I went to a meeting with my running buddy Sam about a possible new addition to our workout schedule (more on that in a later post) and came home to find the Rock ‘n’ Roll Facebook page devoted to the race flooded with both positive and negative comments.

I’m bummed. I usually get update emails or things telling me hot to pick up a race packet and get really excited.

This is the first email I’ve received telling me I won’t be running something. And I was looking forward to this for a few reasons.

I’m training for the California International Marathon. It’s on Dec. 4.

I’ve spent most of the past six months training for it. I’m starting to significantly ramp up my mileage here in a couple weeks. And I have a sense of dread when I think about running it.

I’m scared. I don’t know if I’ll finish. Some training days I don’t even know if I’ll start. That’s kind of scary.

So I signed up for the New Year’s Eve run to take my mind off the impending doom feeling of my first marathon. There was something to look forward to then at the end of the year. Plus I never make plans for New Year’s Eve, ever.

My husband usually hangs out with a friend. I stay home. I’m kind of lame like that.

So I got really excited because I got to run 13.1 (which I know now I can handle) AND I got to party afterward. I even had my dress and shoes picked out for the party. So I’m bummed. I’m bummed I don’t get to run and I’m bummed I basically now don’t have plans for New Year’s Eve.

I’m not sure if it’s an omen either because I’m running the Rock ‘n’ Roll San Jose half marathon this weekend. I’m supposed to do race packet pickup on Saturday and run on Sunday. Sam was going to sign up this weekend. She was even going to inquire about a place to stay down there this weekend.

This is way different than the email I got a couple weeks ago with really good news. That one told me I was now a member of Team Somersaults for the Nike Women’s Half Marathon. (I’m hoping to write a WHOLE lot about that later.) That was a great email. This one not so much.

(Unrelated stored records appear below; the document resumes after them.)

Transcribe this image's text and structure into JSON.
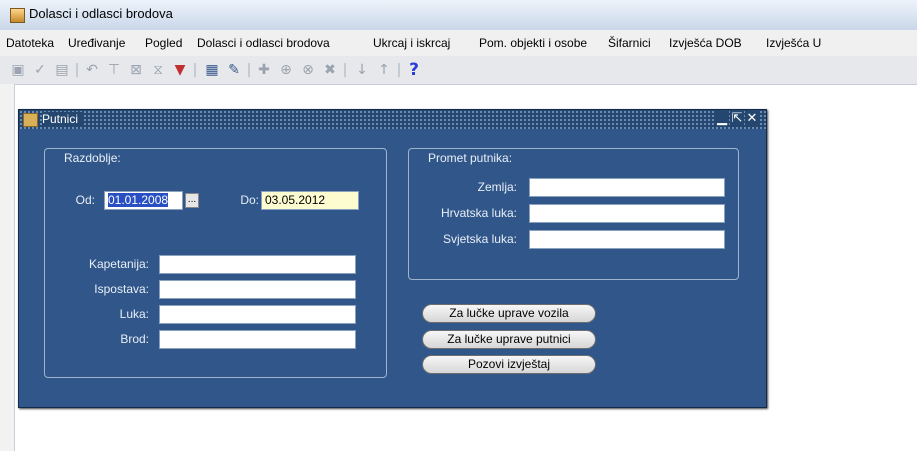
{
  "window": {
    "title": "Dolasci i odlasci brodova"
  },
  "menu": [
    {
      "label": "Datoteka"
    },
    {
      "label": "Uređivanje"
    },
    {
      "label": "Pogled"
    },
    {
      "label": "Dolasci i odlasci brodova"
    },
    {
      "label": "Ukrcaj i iskrcaj"
    },
    {
      "label": "Pom. objekti i osobe"
    },
    {
      "label": "Šifarnici"
    },
    {
      "label": "Izvješća DOB"
    },
    {
      "label": "Izvješća U"
    }
  ],
  "toolbar": {
    "help_glyph": "?"
  },
  "form": {
    "title": "Putnici",
    "razdoblje": {
      "label": "Razdoblje:",
      "od_label": "Od:",
      "od_value": "01.01.2008",
      "lov_glyph": "...",
      "do_label": "Do:",
      "do_value": "03.05.2012"
    },
    "promet": {
      "label": "Promet putnika:",
      "zemlja_label": "Zemlja:",
      "hrvatska_luka_label": "Hrvatska luka:",
      "svjetska_luka_label": "Svjetska luka:"
    },
    "location": {
      "kapetanija_label": "Kapetanija:",
      "ispostava_label": "Ispostava:",
      "luka_label": "Luka:",
      "brod_label": "Brod:"
    },
    "buttons": {
      "vozila": "Za lučke uprave vozila",
      "putnici": "Za lučke uprave putnici",
      "izvjestaj": "Pozovi izvještaj"
    }
  }
}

I know there are other races to enter around that time. I also know that I can do something else. But with everything I’ve dedicated to running in the last year, I thought it would be fun to ring out 2012 on a running note. Too bad.